New death numbers from the U.S. Centers for Disease Control and Prevention (CDC) suggest that the percentage of all U.S. deaths caused by COVID-19 is continuing to fall.
The CDC’s latest weekly COVID-19 tracking report — which is based on state figures for deaths recorded by May 9 — show that confirmed cases of COVID-19 were responsible for 9% of the 26,479 deaths reported for the latest week, down from 14% in the week ending May 2.
- The CDC’s weekly COVID-19 report is available here.
- The CDC’s provisional COVID-19 mortality data table is available here.

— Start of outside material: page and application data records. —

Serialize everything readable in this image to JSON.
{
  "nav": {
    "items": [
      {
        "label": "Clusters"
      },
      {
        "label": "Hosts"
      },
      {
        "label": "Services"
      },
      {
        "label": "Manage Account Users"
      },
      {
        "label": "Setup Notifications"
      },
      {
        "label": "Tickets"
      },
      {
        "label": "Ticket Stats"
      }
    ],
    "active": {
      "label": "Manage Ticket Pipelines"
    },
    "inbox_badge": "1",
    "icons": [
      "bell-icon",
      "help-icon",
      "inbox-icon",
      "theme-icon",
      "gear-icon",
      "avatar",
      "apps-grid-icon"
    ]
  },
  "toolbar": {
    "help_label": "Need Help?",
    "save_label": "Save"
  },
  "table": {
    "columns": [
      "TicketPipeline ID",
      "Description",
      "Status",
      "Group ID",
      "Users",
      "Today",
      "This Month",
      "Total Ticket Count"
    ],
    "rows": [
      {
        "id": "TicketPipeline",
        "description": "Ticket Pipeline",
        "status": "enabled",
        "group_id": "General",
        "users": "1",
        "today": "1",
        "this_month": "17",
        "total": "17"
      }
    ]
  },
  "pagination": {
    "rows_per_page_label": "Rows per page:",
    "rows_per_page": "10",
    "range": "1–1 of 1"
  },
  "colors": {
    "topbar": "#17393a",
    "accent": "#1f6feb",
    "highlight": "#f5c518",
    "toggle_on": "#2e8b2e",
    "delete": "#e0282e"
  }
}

- An article about the previously weekly COVID-19 report is available here.
Getting tested for severe acute respiratory syndrome coronavirus 2 (SARS-CoV-2), the virus that causes COVID-19, is notoriously difficult.

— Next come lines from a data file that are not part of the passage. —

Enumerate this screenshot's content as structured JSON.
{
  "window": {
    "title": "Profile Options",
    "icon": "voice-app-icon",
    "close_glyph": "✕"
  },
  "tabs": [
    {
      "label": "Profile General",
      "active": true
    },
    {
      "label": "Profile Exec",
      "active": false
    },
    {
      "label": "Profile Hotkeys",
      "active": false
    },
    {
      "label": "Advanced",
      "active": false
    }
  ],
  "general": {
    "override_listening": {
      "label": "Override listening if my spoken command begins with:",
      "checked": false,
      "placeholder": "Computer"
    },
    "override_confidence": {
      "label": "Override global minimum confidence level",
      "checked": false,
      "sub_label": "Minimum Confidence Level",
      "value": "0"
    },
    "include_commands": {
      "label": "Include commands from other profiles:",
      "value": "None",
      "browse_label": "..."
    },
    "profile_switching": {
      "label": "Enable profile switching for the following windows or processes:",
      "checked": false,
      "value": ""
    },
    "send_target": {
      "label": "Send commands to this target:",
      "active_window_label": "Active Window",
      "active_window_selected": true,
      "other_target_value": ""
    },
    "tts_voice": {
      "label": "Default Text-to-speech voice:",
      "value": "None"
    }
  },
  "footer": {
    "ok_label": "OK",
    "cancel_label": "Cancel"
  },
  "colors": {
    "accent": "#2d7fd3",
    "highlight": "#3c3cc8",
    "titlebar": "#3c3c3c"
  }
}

The CDC tries to get around that problem by tracking figures for potential COVID-19 look-alike illnesses — influenza, pneumonia and “influenza-like” illnesses. It also tracks the number of deaths from all causes.
Many states send death data to the CDC a few weeks later than others. For the week ending April 25, for example, the total number of deaths recorded for the week in the new COVID-19 report is about 20% higher than the number for the week for April 25 given in last week’s report.
Another factor that could, possibly, be throwing off the numbers is political pressure. Critics of efforts to ease COVID-19-related quarantine rules in states such as Florida and Texas have accused government officials of hiding or distorting outbreak-related statistics.
The ratio of COVID-19, flu, pneumonia and flu-like deaths to total deaths might be an indicator that compensates for the data reporting lag and for the COVID-19 testing problems.
COVID-19 and COVID-19 look-alike conditions accounted for 14% of U.S. deaths in the week ending May 9, according to the new CDC death table. That’s down from 19% in the week ending May 2.
New York City reports its own death numbers to the CDC, as if it were a state. The city is known for having a severe COVID-19 outbreak and relatively easy access to COVID-19 testing.